(EXERCISE PROMPT) Which lines in the records below include the word "subtitle"? Report each of them in full.

(LISTED RECORDS)
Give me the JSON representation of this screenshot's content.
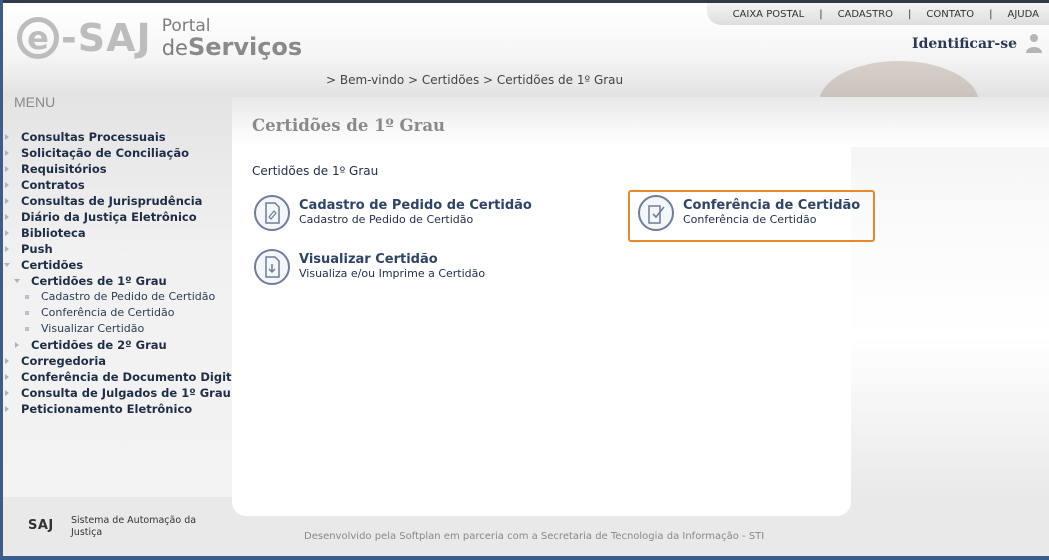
{
  "header": {
    "logo_esaj": "-SAJ",
    "logo_e": "e",
    "logo_portal_line1": "Portal",
    "logo_portal_de": "de",
    "logo_portal_servicos": "Serviços",
    "top_nav": [
      "CAIXA POSTAL",
      "CADASTRO",
      "CONTATO",
      "AJUDA"
    ],
    "top_nav_sep": "|",
    "identificar": "Identificar-se",
    "breadcrumb": "> Bem-vindo > Certidões > Certidões de 1º Grau"
  },
  "sidebar": {
    "title": "MENU",
    "items": [
      {
        "label": "Consultas Processuais",
        "level": 1,
        "arrow": "right"
      },
      {
        "label": "Solicitação de Conciliação",
        "level": 1,
        "arrow": "right"
      },
      {
        "label": "Requisitórios",
        "level": 1,
        "arrow": "right"
      },
      {
        "label": "Contratos",
        "level": 1,
        "arrow": "right"
      },
      {
        "label": "Consultas de Jurisprudência",
        "level": 1,
        "arrow": "right"
      },
      {
        "label": "Diário da Justiça Eletrônico",
        "level": 1,
        "arrow": "right"
      },
      {
        "label": "Biblioteca",
        "level": 1,
        "arrow": "right"
      },
      {
        "label": "Push",
        "level": 1,
        "arrow": "right"
      },
      {
        "label": "Certidões",
        "level": 1,
        "arrow": "down"
      },
      {
        "label": "Certidões de 1º Grau",
        "level": 2,
        "arrow": "down"
      },
      {
        "label": "Cadastro de Pedido de Certidão",
        "level": 3
      },
      {
        "label": "Conferência de Certidão",
        "level": 3
      },
      {
        "label": "Visualizar Certidão",
        "level": 3
      },
      {
        "label": "Certidões de 2º Grau",
        "level": 2,
        "arrow": "right"
      },
      {
        "label": "Corregedoria",
        "level": 1,
        "arrow": "right"
      },
      {
        "label": "Conferência de Documento Digital",
        "level": 1,
        "arrow": "right"
      },
      {
        "label": "Consulta de Julgados de 1º Grau",
        "level": 1,
        "arrow": "right"
      },
      {
        "label": "Peticionamento Eletrônico",
        "level": 1,
        "arrow": "right"
      }
    ]
  },
  "main": {
    "page_title": "Certidões de 1º Grau",
    "section_label": "Certidões de 1º Grau",
    "options": [
      {
        "title": "Cadastro de Pedido de Certidão",
        "subtitle": "Cadastro de Pedido de Certidão"
      },
      {
        "title": "Conferência de Certidão",
        "subtitle": "Conferência de Certidão"
      },
      {
        "title": "Visualizar Certidão",
        "subtitle": "Visualiza e/ou Imprime a Certidão"
      }
    ]
  },
  "footer": {
    "logo": "SAJ",
    "system": "Sistema de Automação da Justiça",
    "developed": "Desenvolvido pela Softplan em parceria com a Secretaria de Tecnologia da Informação - STI"
  },
  "colors": {
    "highlight": "#e98a2a",
    "nav_text": "#1e2e49",
    "accent_blue": "#3a5d8c"
  }
}
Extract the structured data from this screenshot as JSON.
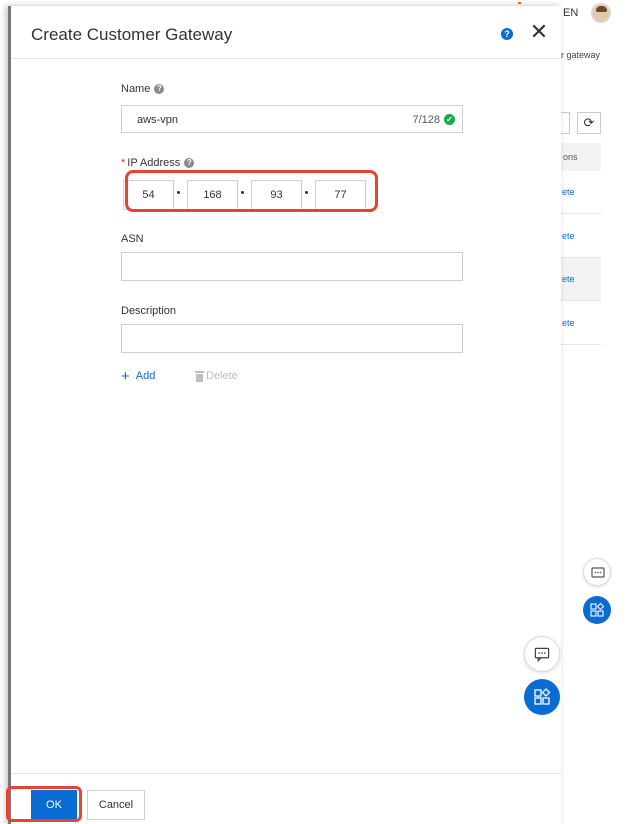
{
  "header": {
    "language": "EN"
  },
  "background": {
    "breadcrumb_fragment": "r gateway",
    "table_header_fragment": "ons",
    "row_actions": [
      "ete",
      "ete",
      "ete",
      "ete"
    ]
  },
  "dialog": {
    "title": "Create Customer Gateway",
    "help_symbol": "?",
    "close_symbol": "✕",
    "form": {
      "name": {
        "label": "Name",
        "value": "aws-vpn",
        "counter": "7/128"
      },
      "ip_address": {
        "label": "IP Address",
        "required_mark": "*",
        "octets": [
          "54",
          "168",
          "93",
          "77"
        ]
      },
      "asn": {
        "label": "ASN",
        "value": ""
      },
      "description": {
        "label": "Description",
        "value": ""
      },
      "add_label": "Add",
      "delete_label": "Delete"
    },
    "footer": {
      "ok_label": "OK",
      "cancel_label": "Cancel"
    }
  },
  "colors": {
    "primary": "#0a6bd1",
    "highlight": "#e8432e",
    "success": "#1aa84a",
    "required": "#e62e2e"
  }
}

(YOUR SOLUTION)
        "subtitle": "Cadastro de Pedido de Certidão"
        "subtitle": "Conferência de Certidão"
        "subtitle": "Visualiza e/ou Imprime a Certidão"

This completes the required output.